-- Task directions --
Pick out the lines below with "tabs" and list them.

*** Opening Recorded data ***

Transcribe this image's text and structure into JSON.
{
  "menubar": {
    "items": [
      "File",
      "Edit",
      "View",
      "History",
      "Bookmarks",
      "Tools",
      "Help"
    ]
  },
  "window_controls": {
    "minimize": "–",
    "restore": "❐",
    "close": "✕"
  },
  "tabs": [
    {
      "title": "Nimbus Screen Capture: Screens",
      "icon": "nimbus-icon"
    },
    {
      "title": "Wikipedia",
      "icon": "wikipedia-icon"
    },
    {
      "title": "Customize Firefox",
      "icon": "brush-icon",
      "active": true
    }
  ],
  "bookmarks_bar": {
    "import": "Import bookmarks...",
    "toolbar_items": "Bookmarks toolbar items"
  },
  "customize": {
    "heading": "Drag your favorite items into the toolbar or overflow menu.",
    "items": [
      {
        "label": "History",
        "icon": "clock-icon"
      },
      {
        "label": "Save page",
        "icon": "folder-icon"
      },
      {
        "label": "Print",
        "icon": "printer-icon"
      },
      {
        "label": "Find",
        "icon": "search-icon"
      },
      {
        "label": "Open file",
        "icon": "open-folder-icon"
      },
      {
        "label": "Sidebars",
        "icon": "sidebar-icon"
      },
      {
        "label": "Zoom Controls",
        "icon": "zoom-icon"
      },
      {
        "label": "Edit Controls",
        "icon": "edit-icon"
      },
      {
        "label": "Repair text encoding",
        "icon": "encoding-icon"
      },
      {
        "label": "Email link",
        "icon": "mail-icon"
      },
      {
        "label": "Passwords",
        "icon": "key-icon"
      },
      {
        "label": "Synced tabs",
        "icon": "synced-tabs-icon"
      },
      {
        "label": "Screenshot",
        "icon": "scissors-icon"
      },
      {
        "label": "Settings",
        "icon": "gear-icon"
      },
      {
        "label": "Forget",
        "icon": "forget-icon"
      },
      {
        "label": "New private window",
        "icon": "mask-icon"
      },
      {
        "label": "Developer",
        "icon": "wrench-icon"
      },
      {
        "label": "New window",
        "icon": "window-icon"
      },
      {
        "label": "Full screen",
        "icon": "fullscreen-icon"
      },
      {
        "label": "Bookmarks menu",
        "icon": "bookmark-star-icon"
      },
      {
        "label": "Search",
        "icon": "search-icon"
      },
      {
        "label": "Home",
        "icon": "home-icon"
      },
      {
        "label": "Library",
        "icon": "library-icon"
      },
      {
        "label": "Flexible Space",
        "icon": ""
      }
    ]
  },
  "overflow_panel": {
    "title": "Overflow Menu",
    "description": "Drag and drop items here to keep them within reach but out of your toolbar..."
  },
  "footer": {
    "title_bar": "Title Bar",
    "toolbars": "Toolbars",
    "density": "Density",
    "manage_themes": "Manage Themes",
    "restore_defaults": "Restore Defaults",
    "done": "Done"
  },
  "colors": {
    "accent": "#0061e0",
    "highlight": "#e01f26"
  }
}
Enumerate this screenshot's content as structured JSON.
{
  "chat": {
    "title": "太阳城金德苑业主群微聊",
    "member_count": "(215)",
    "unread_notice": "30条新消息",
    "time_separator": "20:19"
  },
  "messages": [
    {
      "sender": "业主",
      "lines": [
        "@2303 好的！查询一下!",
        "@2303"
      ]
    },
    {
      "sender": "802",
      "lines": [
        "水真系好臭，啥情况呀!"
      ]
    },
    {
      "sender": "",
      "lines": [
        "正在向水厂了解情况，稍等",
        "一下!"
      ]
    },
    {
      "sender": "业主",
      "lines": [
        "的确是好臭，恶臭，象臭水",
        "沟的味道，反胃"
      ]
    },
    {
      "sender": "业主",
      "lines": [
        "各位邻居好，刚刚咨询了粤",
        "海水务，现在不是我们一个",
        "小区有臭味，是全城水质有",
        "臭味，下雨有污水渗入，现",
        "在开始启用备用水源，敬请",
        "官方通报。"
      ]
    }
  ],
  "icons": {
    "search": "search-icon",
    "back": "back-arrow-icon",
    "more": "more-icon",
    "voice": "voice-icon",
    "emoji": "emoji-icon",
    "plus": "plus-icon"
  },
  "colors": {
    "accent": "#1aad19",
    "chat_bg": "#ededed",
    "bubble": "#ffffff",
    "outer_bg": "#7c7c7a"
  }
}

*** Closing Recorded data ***

-- Response area --
  "tabs": [
        "label": "Synced tabs",
        "icon": "synced-tabs-icon"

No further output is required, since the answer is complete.